‘Catch the Rainbow’, ‘Stargazer’ and ‘Long Live Rock and Roll’ were all delivered with intensity with some great playing from the whole band reinforcing (if it were needed) just how good the Rainbow back catalogue really is.

‘Child in Time’ must be every vocalist’s nightmare when it appears on a set list. To his credit Ronnie Romero did a great job and the up tempo middle part of the song was a joy to witness; again this is testament to a great band of musicians that had been assembled.

I guess we all could have guessed that ‘Black Night’ and ‘Smoke on the Water’ would make up the show’s finale (the latter being accompanied by fireworks) and whilst long-time fans of Mr Blackmore may have ‘Smoke overload’ it is fair to say that there really is only one way to bring the proceedings to an end.

So did it live up to the hype? Well I have to declare an interest here; I am a Blackmore fan and have been since I was a kid. In fact his influence on me goes further than my own guitar playing as my late mother swears I could frown before I could walk. That said, I did approach this gig without rose tinted glasses. I did, sadly, expect nothing but a lightweight nostalgia trip orchestrated by an old eccentric with only a passing historical interest in this genre music. I believed the doubters who could not see past the need for Ritchie to call up ex-members. I read too many opinions on social media. I even thought maybe, he was past it.

In reality I got to see the best gig of my life; yes, really I just wrote that. It wasn’t nostalgic at all. I didn’t watch this gig and spend my time making direct comparisons to all band line ups that came before. I took it at face value. Ritchie was inspirational; the band was brilliant; the song choice was (95%) spot on and the sound was perfect.
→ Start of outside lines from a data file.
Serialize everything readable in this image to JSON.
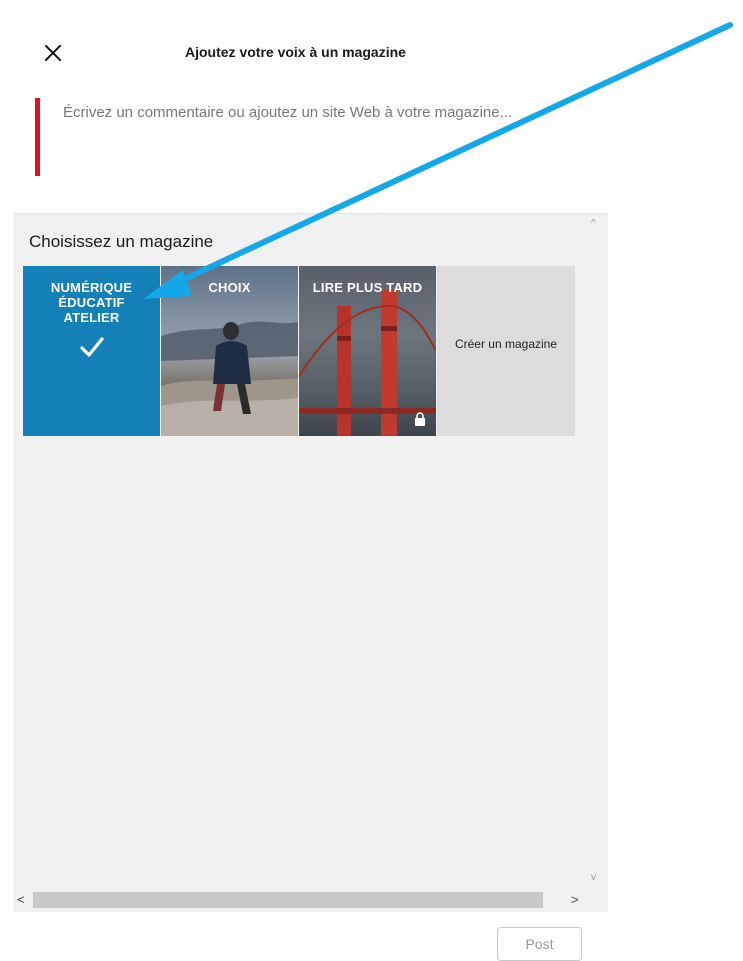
{
  "header": {
    "title": "Ajoutez votre voix à un magazine",
    "close_icon": "close-icon"
  },
  "composer": {
    "placeholder": "Écrivez un commentaire ou ajoutez un site Web à votre magazine...",
    "value": "",
    "accent_color": "#e01020"
  },
  "picker": {
    "title": "Choisissez un magazine",
    "magazines": [
      {
        "label": "NUMÉRIQUE ÉDUCATIF ATELIER",
        "selected": true,
        "icon": "checkmark-icon",
        "color": "#1480b8"
      },
      {
        "label": "CHOIX",
        "selected": false
      },
      {
        "label": "LIRE PLUS TARD",
        "selected": false,
        "icon": "lock-icon"
      },
      {
        "label": "Créer un magazine",
        "selected": false
      }
    ]
  },
  "annotation": {
    "color": "#14a8e8",
    "icon": "arrow-pointer-icon"
  },
  "footer": {
    "post_label": "Post"
  }
}
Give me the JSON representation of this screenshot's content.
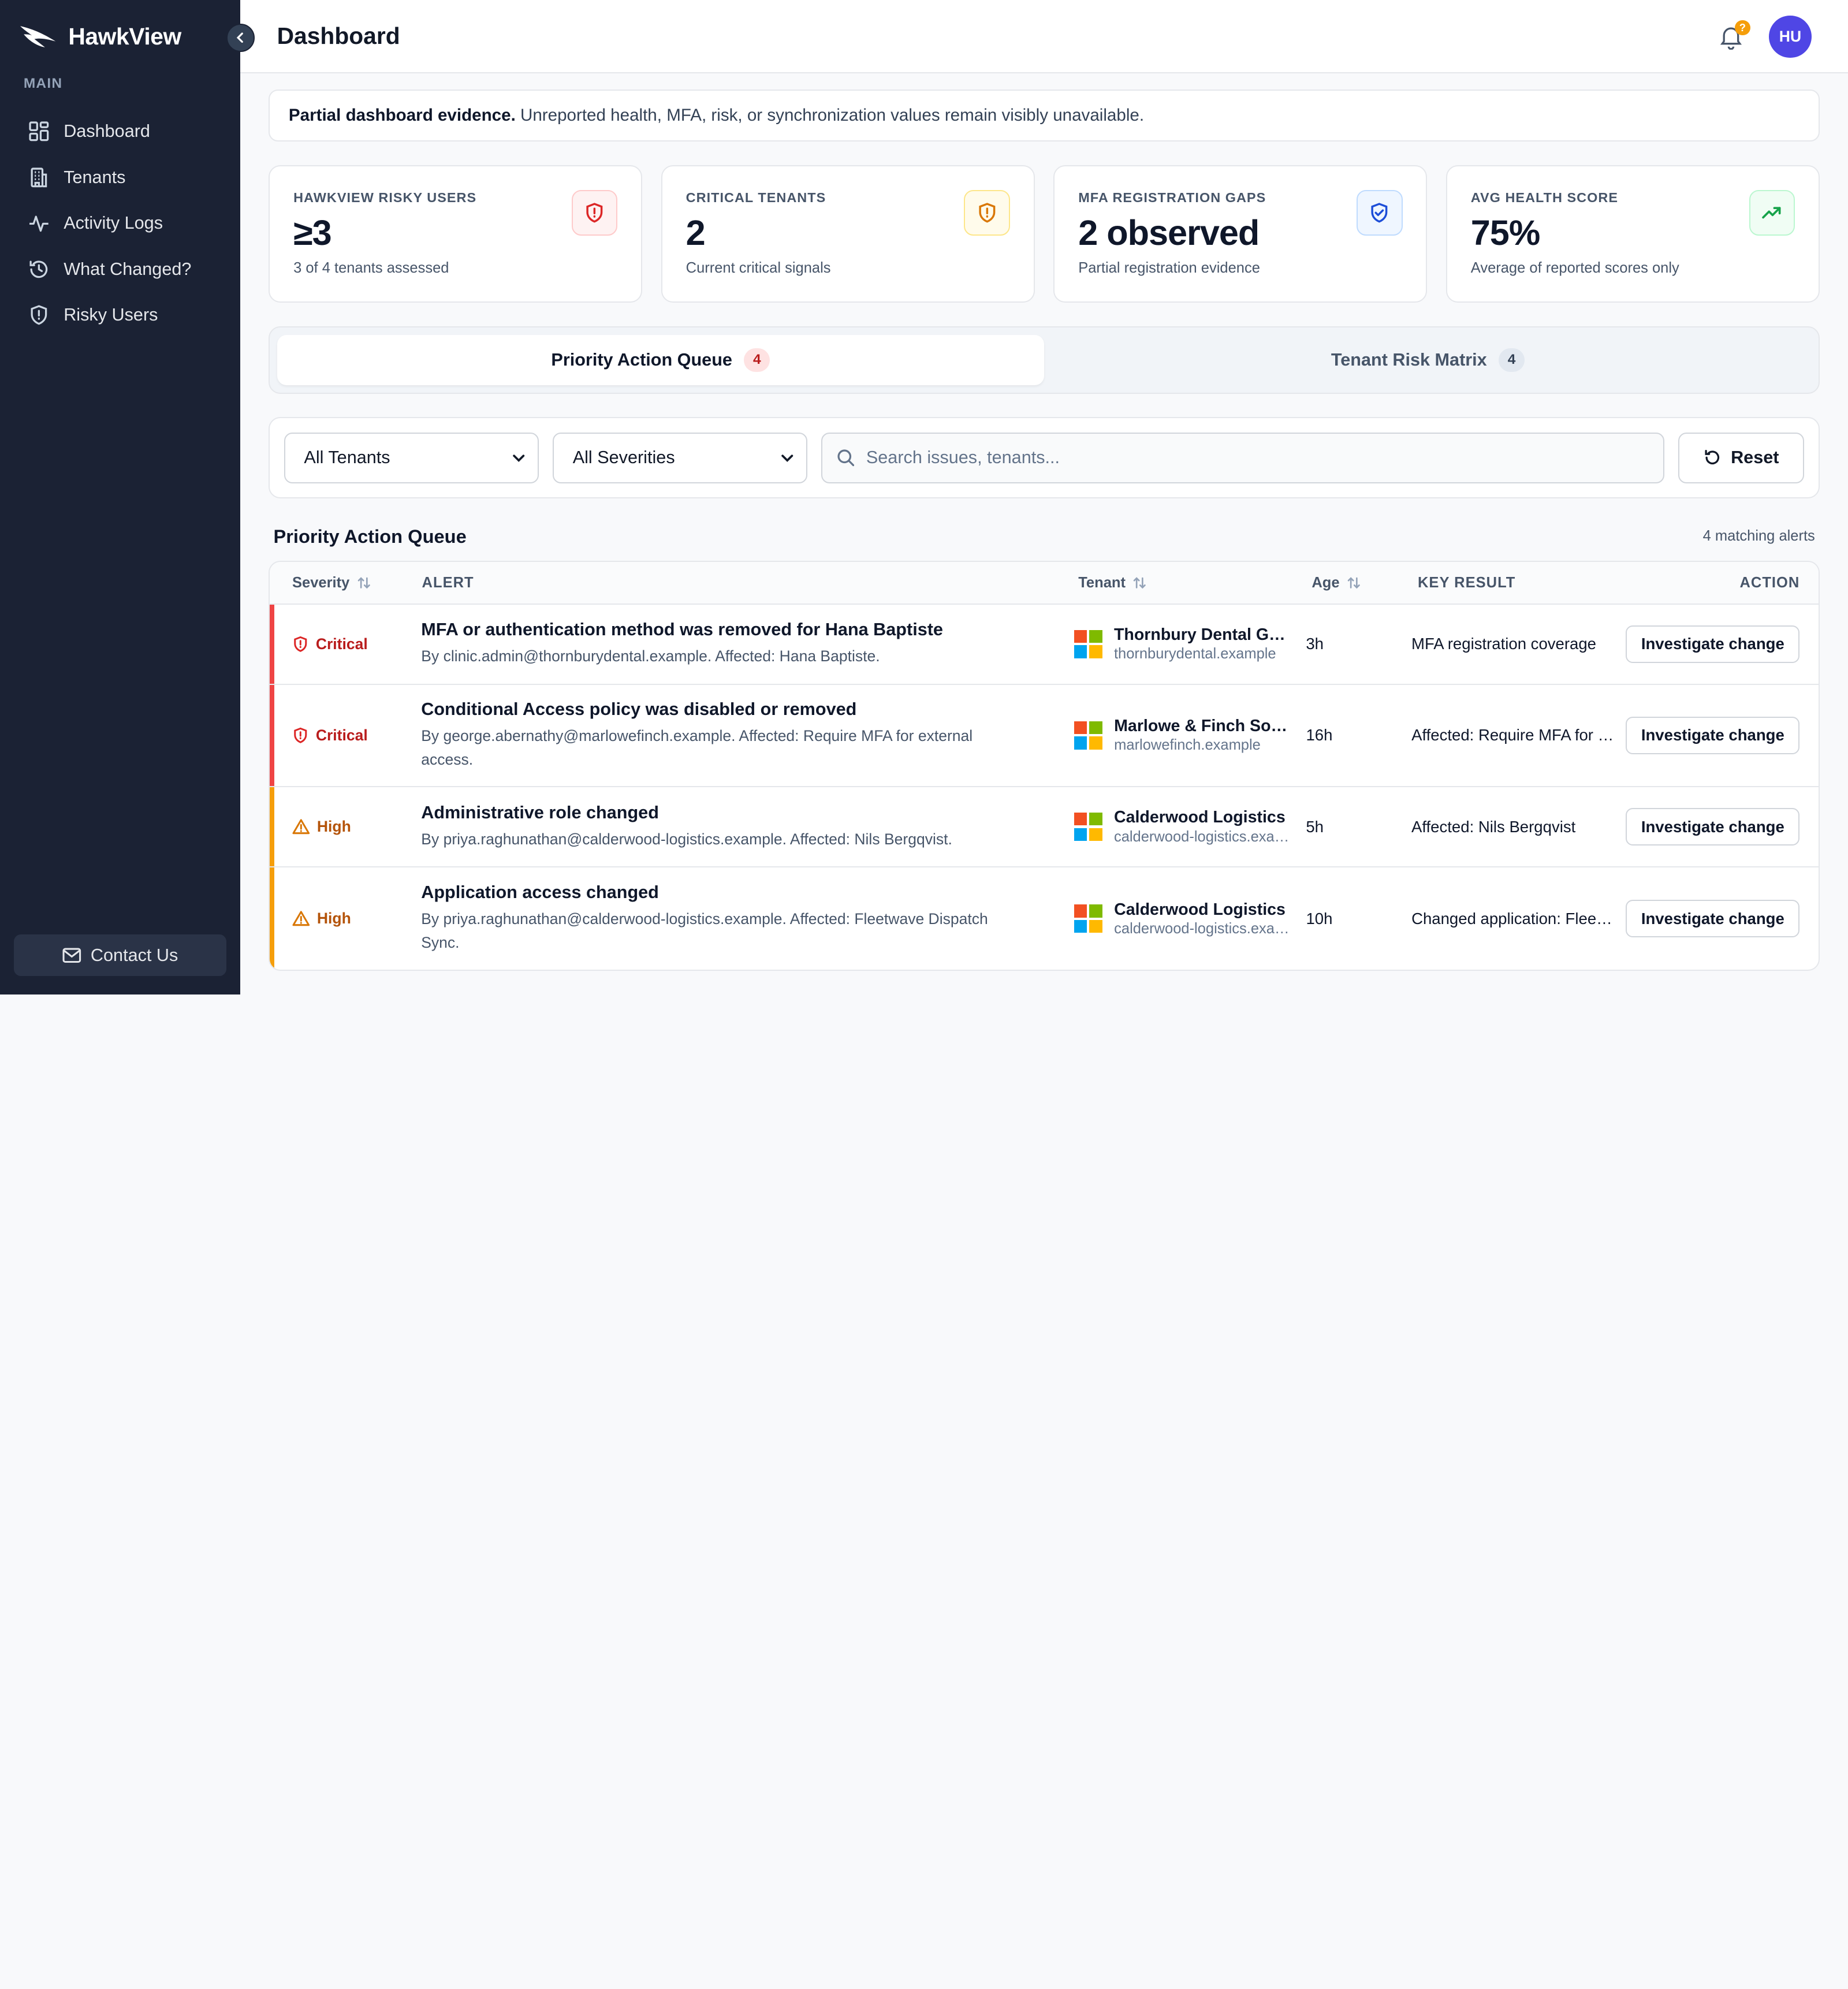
{
  "brand": {
    "name": "HawkView"
  },
  "sidebar": {
    "section_label": "MAIN",
    "items": [
      {
        "label": "Dashboard",
        "icon": "grid-icon"
      },
      {
        "label": "Tenants",
        "icon": "building-icon"
      },
      {
        "label": "Activity Logs",
        "icon": "activity-icon"
      },
      {
        "label": "What Changed?",
        "icon": "history-icon"
      },
      {
        "label": "Risky Users",
        "icon": "shield-icon"
      }
    ],
    "contact_label": "Contact Us"
  },
  "header": {
    "title": "Dashboard",
    "notification_badge": "?",
    "avatar_initials": "HU"
  },
  "notice": {
    "strong": "Partial dashboard evidence.",
    "text": "Unreported health, MFA, risk, or synchronization values remain visibly unavailable."
  },
  "cards": [
    {
      "label": "HAWKVIEW RISKY USERS",
      "value": "≥3",
      "sub": "3 of 4 tenants assessed",
      "color": "#dc2626"
    },
    {
      "label": "CRITICAL TENANTS",
      "value": "2",
      "sub": "Current critical signals",
      "color": "#d97706"
    },
    {
      "label": "MFA REGISTRATION GAPS",
      "value": "2 observed",
      "sub": "Partial registration evidence",
      "color": "#1d4ed8"
    },
    {
      "label": "AVG HEALTH SCORE",
      "value": "75%",
      "sub": "Average of reported scores only",
      "color": "#16a34a"
    }
  ],
  "tabs": [
    {
      "label": "Priority Action Queue",
      "count": "4"
    },
    {
      "label": "Tenant Risk Matrix",
      "count": "4"
    }
  ],
  "filters": {
    "tenant_select": "All Tenants",
    "severity_select": "All Severities",
    "search_placeholder": "Search issues, tenants...",
    "reset_label": "Reset"
  },
  "queue": {
    "title": "Priority Action Queue",
    "count_text": "4 matching alerts",
    "columns": {
      "severity": "Severity",
      "alert": "ALERT",
      "tenant": "Tenant",
      "age": "Age",
      "key_result": "KEY RESULT",
      "action": "ACTION"
    },
    "rows": [
      {
        "severity": "Critical",
        "title": "MFA or authentication method was removed for Hana Baptiste",
        "desc": "By clinic.admin@thornburydental.example. Affected: Hana Baptiste.",
        "tenant_name": "Thornbury Dental Group",
        "tenant_domain": "thornburydental.example",
        "age": "3h",
        "key_result": "MFA registration coverage",
        "action": "Investigate change"
      },
      {
        "severity": "Critical",
        "title": "Conditional Access policy was disabled or removed",
        "desc": "By george.abernathy@marlowefinch.example. Affected: Require MFA for external access.",
        "tenant_name": "Marlowe & Finch Solicitors",
        "tenant_domain": "marlowefinch.example",
        "age": "16h",
        "key_result": "Affected: Require MFA for external access",
        "action": "Investigate change"
      },
      {
        "severity": "High",
        "title": "Administrative role changed",
        "desc": "By priya.raghunathan@calderwood-logistics.example. Affected: Nils Bergqvist.",
        "tenant_name": "Calderwood Logistics",
        "tenant_domain": "calderwood-logistics.example",
        "age": "5h",
        "key_result": "Affected: Nils Bergqvist",
        "action": "Investigate change"
      },
      {
        "severity": "High",
        "title": "Application access changed",
        "desc": "By priya.raghunathan@calderwood-logistics.example. Affected: Fleetwave Dispatch Sync.",
        "tenant_name": "Calderwood Logistics",
        "tenant_domain": "calderwood-logistics.example",
        "age": "10h",
        "key_result": "Changed application: Fleetwave Dispatch Sync",
        "action": "Investigate change"
      }
    ]
  },
  "colors": {
    "sidebar_bg": "#1b2234",
    "critical": "#dc2626",
    "high": "#f59e0b",
    "avatar": "#4f46e5"
  }
}
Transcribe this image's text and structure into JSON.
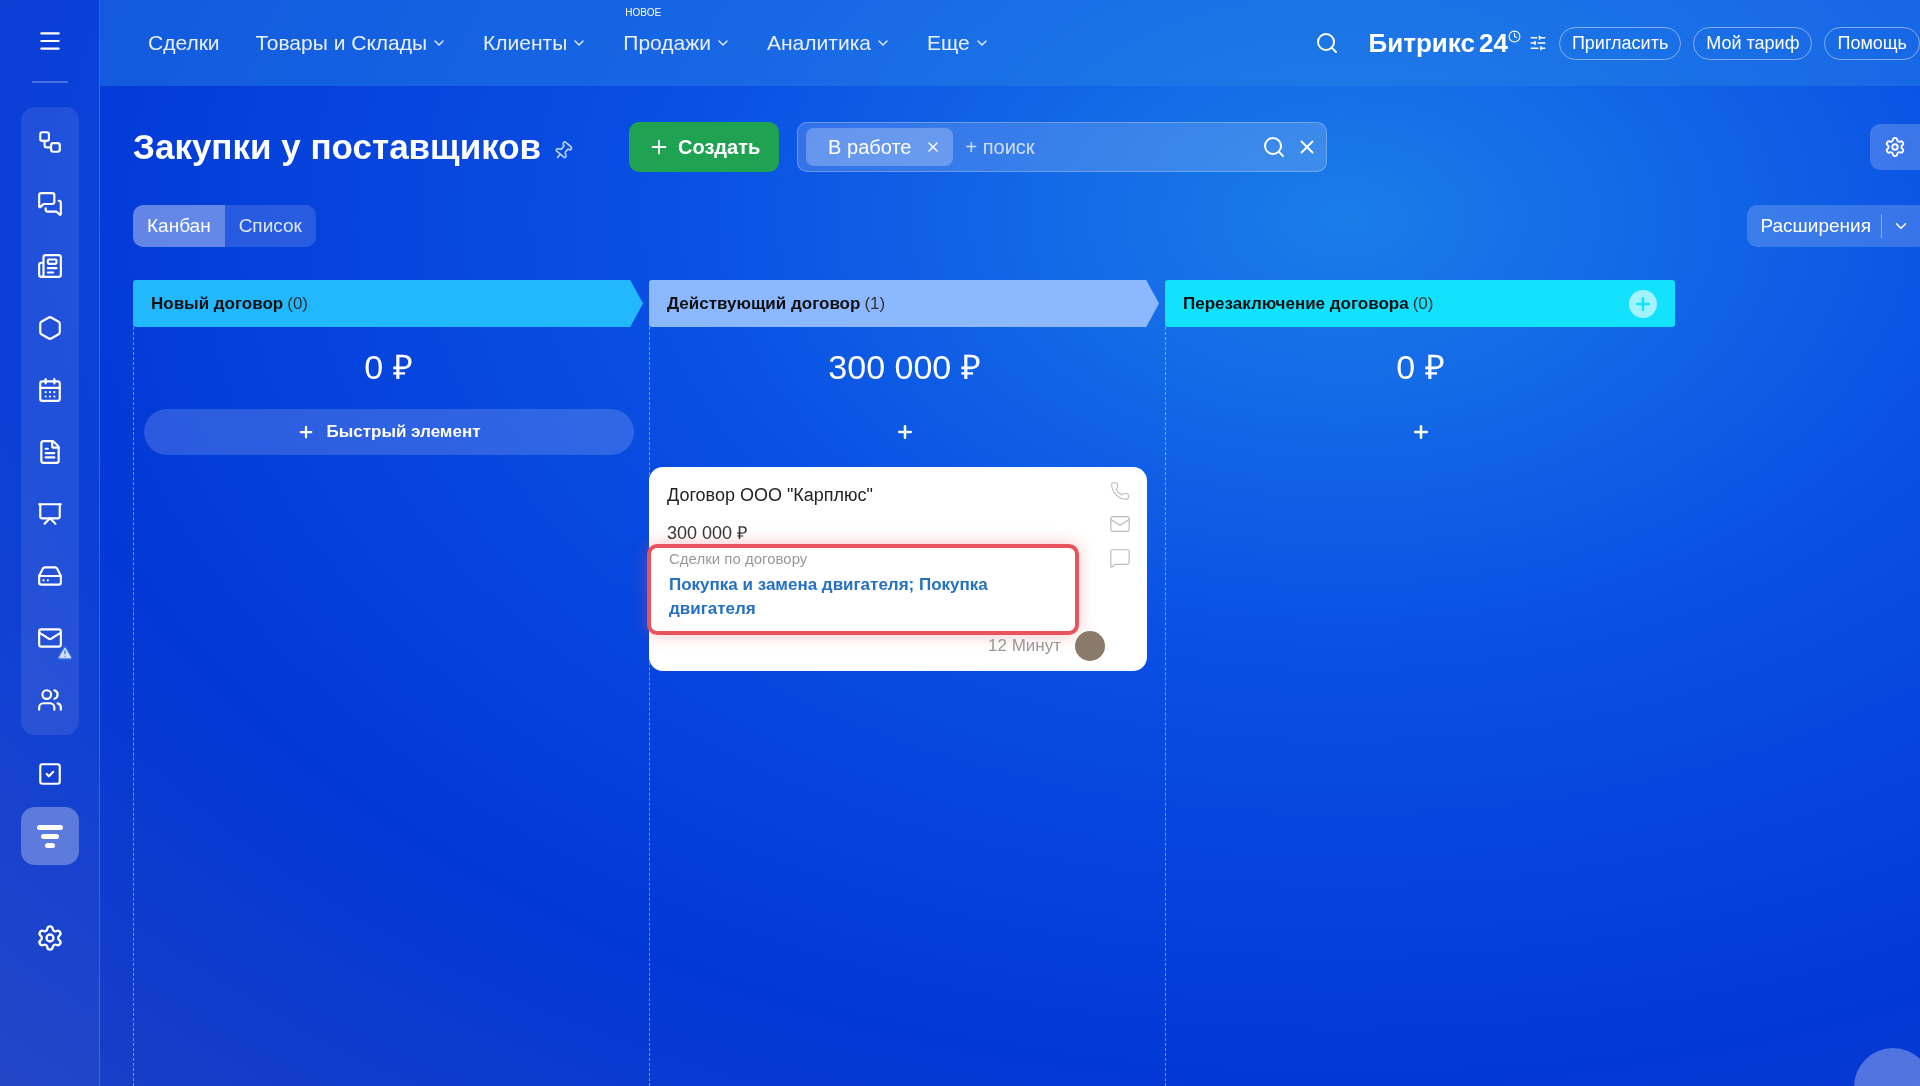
{
  "top_nav": {
    "items": [
      {
        "label": "Сделки",
        "has_menu": false
      },
      {
        "label": "Товары и Склады",
        "has_menu": true
      },
      {
        "label": "Клиенты",
        "has_menu": true
      },
      {
        "label": "Продажи",
        "has_menu": true,
        "badge": "НОВОЕ"
      },
      {
        "label": "Аналитика",
        "has_menu": true
      },
      {
        "label": "Еще",
        "has_menu": true
      }
    ],
    "logo": {
      "name": "Битрикс",
      "suffix": "24"
    },
    "buttons": [
      "Пригласить",
      "Мой тариф",
      "Помощь"
    ]
  },
  "sidebar": {
    "items": [
      {
        "kind": "grouped",
        "selected": false,
        "warning": false
      },
      {
        "kind": "grouped",
        "selected": false,
        "warning": false
      },
      {
        "kind": "grouped",
        "selected": false,
        "warning": false
      },
      {
        "kind": "grouped",
        "selected": false,
        "warning": false
      },
      {
        "kind": "grouped",
        "selected": false,
        "warning": false
      },
      {
        "kind": "grouped",
        "selected": false,
        "warning": false
      },
      {
        "kind": "grouped",
        "selected": false,
        "warning": false
      },
      {
        "kind": "grouped",
        "selected": false,
        "warning": false
      },
      {
        "kind": "grouped",
        "selected": false,
        "warning": true
      },
      {
        "kind": "grouped",
        "selected": false,
        "warning": false
      },
      {
        "kind": "single",
        "selected": false,
        "warning": false
      },
      {
        "kind": "single",
        "selected": true,
        "warning": false
      }
    ]
  },
  "page": {
    "title": "Закупки у поставщиков",
    "create_button": "Создать",
    "filter": {
      "tag": "В работе",
      "placeholder": "+ поиск"
    },
    "views": [
      {
        "label": "Канбан",
        "selected": true
      },
      {
        "label": "Список",
        "selected": false
      }
    ],
    "extensions_button": "Расширения"
  },
  "columns": [
    {
      "name": "Новый договор",
      "count": "(0)",
      "color": "#22b8fe",
      "sum": "0 ₽",
      "kind": "quick",
      "add_label": "Быстрый элемент"
    },
    {
      "name": "Действующий договор",
      "count": "(1)",
      "color": "#8cb8ff",
      "sum": "300 000 ₽",
      "kind": "plus",
      "cards": [
        {
          "title": "Договор ООО \"Карплюс\"",
          "amount": "300 000 ₽",
          "field_label": "Сделки по договору",
          "field_value": "Покупка и замена двигателя; Покупка двигателя",
          "time": "12 Минут",
          "highlighted": true
        }
      ]
    },
    {
      "name": "Перезаключение договора",
      "count": "(0)",
      "color": "#12e2fe",
      "sum": "0 ₽",
      "kind": "plus"
    }
  ]
}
The other epiphany I had? Well the Rainbow material was far stronger than the Deep Purple songs…without question.

Here’s to next year’s Rainbow tour. Well one lives in hope!

© Ian Dunbar, Sound Clash
© Photo: Clemens Mitscher